The required output is all lines below that contain the word "title".
BEGIN SUPPLIED MATERIAL
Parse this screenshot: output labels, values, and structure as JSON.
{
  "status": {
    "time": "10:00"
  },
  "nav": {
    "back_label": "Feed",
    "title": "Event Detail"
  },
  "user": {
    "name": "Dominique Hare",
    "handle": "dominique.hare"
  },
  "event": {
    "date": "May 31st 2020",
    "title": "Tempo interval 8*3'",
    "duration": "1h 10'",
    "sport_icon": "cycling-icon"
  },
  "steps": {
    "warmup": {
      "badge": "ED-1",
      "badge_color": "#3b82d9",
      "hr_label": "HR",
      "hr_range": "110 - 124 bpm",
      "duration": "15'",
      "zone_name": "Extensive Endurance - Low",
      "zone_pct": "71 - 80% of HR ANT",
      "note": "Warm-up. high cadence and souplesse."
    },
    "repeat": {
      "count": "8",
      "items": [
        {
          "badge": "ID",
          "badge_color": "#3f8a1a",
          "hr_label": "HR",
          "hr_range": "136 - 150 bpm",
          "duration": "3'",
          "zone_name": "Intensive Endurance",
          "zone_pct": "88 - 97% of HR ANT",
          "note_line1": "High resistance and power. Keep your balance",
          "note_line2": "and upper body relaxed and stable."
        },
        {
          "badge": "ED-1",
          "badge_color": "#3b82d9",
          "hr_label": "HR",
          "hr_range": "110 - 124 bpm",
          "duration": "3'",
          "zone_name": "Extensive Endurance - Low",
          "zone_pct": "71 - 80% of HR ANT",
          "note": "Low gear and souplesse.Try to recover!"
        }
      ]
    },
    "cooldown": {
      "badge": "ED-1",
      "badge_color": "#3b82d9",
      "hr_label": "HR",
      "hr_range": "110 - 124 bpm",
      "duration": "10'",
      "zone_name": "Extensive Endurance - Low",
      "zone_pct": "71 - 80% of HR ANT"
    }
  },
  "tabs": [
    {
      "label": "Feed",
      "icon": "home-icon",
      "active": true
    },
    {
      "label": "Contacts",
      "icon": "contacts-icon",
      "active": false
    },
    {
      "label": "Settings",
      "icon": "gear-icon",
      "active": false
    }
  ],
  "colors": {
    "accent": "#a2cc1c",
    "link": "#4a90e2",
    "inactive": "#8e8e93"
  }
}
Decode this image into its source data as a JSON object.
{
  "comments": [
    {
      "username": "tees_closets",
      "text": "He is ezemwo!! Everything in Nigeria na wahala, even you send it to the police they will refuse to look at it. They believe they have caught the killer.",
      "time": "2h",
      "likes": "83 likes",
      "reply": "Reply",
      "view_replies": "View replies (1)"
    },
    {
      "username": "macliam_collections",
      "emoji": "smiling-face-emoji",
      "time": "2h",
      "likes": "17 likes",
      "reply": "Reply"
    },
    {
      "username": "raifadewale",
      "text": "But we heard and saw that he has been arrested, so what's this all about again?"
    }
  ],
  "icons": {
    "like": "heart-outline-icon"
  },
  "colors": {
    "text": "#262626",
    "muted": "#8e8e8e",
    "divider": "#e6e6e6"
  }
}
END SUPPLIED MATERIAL
> **EXERCISE RESPONSE**
    "title": "Event Detail"
    "title": "Tempo interval 8*3'",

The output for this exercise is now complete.